WHAT TO DO: Your answer should consist of each line below that contains the string "BINs".

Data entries
══════════════════════════════
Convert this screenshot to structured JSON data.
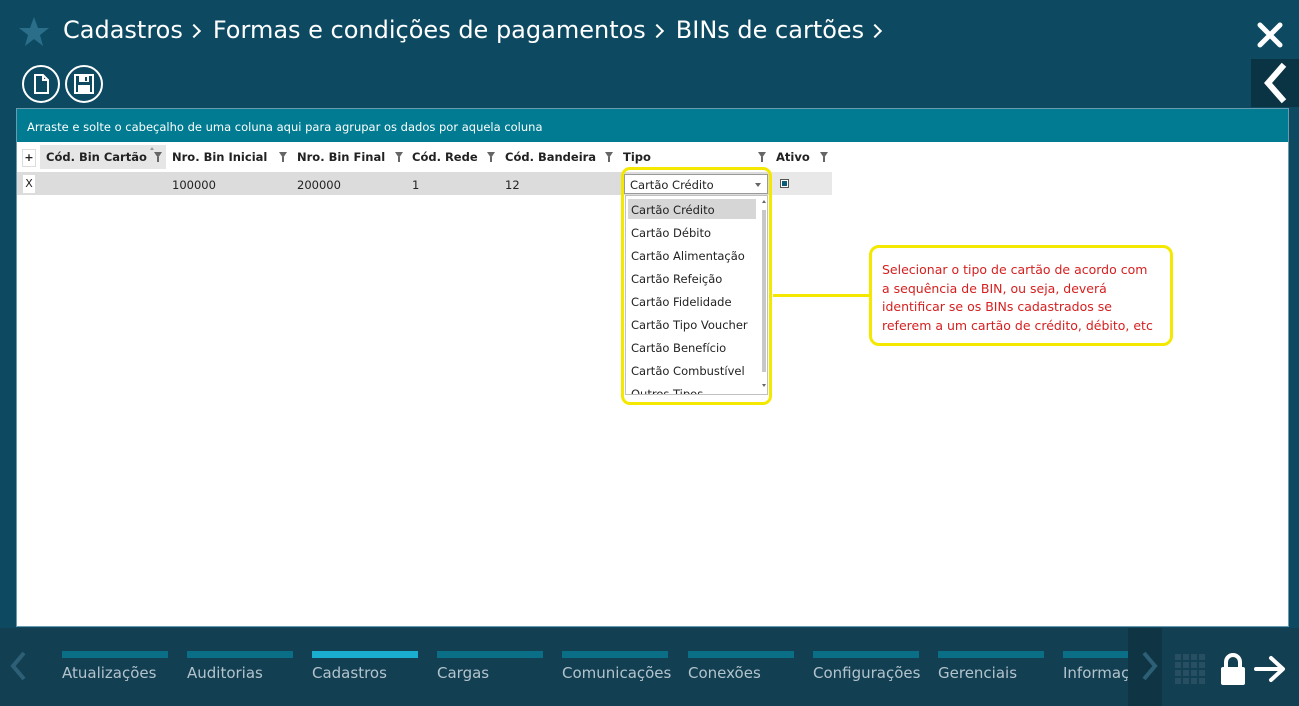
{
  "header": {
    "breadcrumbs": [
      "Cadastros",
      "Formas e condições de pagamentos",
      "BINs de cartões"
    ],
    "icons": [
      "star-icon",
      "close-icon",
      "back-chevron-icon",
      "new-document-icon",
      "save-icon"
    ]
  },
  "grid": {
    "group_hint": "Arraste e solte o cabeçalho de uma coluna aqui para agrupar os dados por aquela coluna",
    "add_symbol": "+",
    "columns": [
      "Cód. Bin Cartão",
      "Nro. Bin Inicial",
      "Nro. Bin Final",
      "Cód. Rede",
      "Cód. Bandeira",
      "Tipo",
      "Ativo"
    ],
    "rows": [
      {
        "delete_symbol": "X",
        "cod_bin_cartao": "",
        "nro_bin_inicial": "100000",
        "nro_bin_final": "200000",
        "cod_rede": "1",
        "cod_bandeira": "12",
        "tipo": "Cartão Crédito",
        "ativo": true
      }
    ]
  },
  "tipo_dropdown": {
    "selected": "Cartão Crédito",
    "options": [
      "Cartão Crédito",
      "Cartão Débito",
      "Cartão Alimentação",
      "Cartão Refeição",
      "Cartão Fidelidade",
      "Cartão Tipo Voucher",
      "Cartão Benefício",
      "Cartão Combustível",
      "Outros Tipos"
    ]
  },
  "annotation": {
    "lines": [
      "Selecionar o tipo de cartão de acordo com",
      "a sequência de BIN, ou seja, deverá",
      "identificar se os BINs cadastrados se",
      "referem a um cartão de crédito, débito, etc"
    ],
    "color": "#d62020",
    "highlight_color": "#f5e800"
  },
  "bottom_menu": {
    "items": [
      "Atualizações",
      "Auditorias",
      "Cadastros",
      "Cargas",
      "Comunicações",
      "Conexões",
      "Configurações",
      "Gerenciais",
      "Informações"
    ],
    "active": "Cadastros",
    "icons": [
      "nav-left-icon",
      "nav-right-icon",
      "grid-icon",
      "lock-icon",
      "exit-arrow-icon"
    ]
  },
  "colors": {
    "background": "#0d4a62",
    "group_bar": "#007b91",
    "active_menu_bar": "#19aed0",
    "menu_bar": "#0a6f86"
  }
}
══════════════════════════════
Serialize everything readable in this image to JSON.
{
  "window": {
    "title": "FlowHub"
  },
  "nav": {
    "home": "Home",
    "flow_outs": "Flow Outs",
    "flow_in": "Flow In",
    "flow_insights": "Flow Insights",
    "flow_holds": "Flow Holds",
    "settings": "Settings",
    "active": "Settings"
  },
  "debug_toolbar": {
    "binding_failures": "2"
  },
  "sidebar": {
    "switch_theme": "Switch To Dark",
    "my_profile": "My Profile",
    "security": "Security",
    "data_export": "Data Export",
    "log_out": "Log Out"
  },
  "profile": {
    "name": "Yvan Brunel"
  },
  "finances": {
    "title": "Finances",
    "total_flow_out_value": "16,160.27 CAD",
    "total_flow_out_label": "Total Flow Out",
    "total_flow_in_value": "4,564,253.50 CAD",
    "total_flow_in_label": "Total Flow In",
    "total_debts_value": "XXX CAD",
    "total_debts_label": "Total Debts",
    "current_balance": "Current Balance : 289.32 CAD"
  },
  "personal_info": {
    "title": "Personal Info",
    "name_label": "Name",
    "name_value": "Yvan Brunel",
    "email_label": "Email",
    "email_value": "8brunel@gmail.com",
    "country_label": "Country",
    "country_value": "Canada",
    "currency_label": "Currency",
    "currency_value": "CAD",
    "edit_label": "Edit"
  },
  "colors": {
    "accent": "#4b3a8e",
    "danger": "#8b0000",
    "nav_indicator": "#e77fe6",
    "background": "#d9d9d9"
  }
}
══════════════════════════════
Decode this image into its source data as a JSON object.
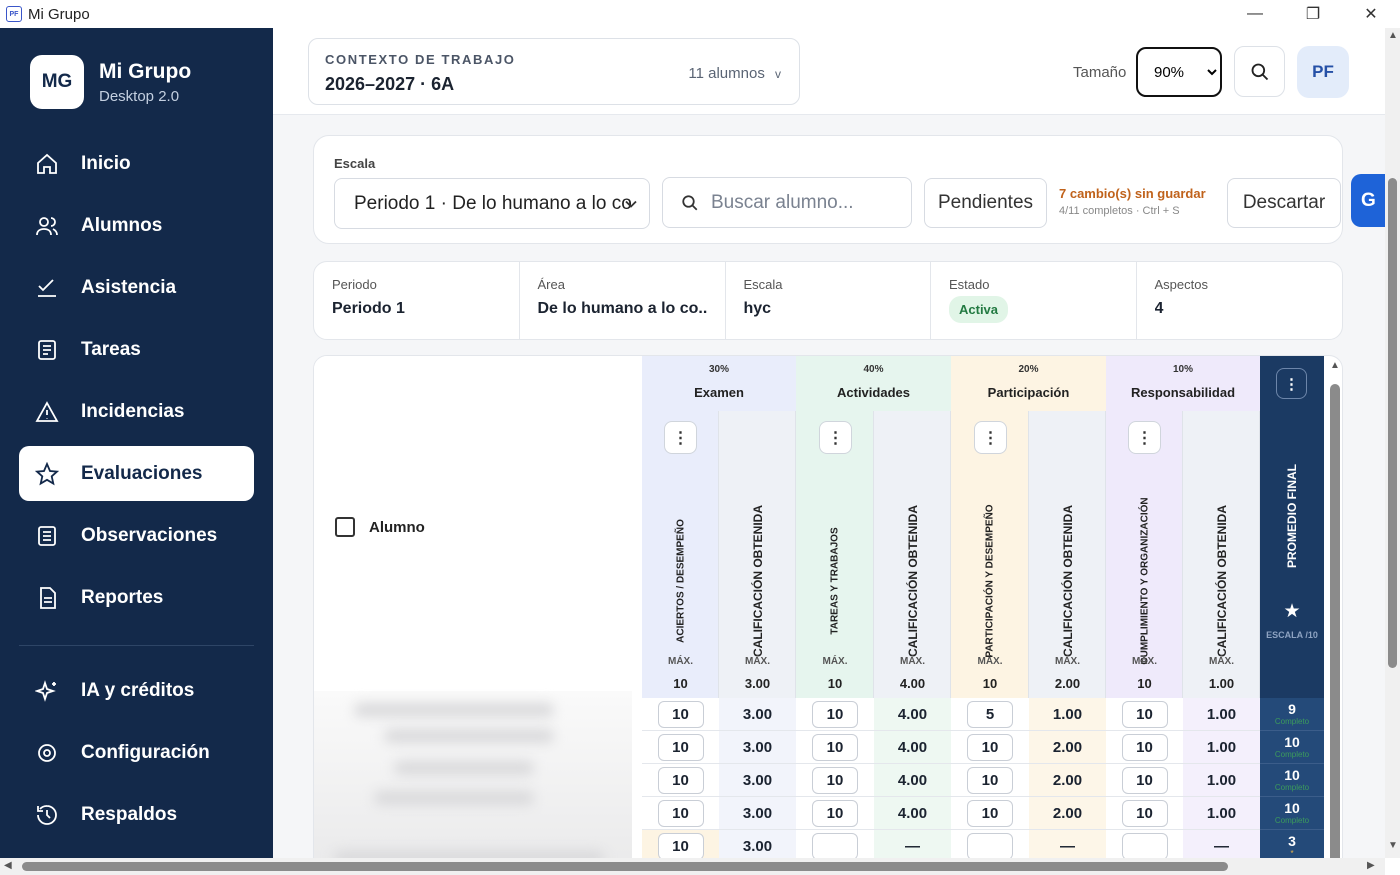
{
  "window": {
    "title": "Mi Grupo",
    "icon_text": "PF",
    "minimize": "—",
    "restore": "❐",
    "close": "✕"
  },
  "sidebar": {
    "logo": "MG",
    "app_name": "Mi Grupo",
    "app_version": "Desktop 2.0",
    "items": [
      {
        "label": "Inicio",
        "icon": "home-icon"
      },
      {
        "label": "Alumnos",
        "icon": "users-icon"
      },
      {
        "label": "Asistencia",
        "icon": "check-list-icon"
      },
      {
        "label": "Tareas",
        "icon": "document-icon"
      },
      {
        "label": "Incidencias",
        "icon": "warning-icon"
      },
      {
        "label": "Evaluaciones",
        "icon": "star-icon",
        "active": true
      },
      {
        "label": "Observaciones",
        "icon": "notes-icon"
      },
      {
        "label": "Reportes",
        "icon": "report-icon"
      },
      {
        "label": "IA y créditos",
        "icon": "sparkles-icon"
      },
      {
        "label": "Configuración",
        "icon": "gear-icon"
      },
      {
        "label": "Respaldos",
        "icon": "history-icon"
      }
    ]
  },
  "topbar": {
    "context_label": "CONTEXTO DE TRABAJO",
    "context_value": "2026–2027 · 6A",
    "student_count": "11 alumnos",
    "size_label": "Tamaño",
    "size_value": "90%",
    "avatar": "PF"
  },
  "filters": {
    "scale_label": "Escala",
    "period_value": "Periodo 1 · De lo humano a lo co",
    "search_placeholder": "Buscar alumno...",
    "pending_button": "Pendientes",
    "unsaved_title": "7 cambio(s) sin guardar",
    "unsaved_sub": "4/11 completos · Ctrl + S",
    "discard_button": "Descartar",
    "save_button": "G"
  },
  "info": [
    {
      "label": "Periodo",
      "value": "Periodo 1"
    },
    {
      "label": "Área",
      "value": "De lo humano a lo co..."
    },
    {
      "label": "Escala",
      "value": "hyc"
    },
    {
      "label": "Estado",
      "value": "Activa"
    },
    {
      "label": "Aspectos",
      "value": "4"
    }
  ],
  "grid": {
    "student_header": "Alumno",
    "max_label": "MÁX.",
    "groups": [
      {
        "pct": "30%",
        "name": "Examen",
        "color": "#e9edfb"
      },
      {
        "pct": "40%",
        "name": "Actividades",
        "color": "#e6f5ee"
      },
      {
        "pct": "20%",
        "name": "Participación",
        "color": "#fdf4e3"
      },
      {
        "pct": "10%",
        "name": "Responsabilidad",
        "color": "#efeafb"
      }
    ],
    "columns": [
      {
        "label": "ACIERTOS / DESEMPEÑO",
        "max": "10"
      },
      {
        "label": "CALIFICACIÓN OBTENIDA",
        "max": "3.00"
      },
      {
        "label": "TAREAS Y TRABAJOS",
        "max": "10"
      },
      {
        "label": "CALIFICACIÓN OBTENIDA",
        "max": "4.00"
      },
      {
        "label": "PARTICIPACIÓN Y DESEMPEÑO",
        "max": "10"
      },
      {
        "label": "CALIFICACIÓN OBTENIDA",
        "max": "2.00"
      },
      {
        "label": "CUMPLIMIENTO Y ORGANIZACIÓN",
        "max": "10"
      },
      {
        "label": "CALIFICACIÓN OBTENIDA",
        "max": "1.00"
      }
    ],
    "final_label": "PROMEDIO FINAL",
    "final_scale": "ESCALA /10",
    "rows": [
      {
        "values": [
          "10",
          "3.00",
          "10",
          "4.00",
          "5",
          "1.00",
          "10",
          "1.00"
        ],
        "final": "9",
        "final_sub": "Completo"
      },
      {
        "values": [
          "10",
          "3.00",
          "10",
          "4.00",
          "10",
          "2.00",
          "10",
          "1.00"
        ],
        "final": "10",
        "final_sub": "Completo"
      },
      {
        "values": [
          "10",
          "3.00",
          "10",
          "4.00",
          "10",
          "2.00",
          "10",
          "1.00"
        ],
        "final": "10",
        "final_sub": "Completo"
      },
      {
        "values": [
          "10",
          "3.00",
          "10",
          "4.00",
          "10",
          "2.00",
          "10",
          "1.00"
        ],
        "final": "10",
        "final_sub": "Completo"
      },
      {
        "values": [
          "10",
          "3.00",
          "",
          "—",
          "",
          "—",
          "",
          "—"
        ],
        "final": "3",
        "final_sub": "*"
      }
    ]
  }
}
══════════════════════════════
ANSWER SECTION:
      "BINs de cartões"
      "identificar se os BINs cadastrados se",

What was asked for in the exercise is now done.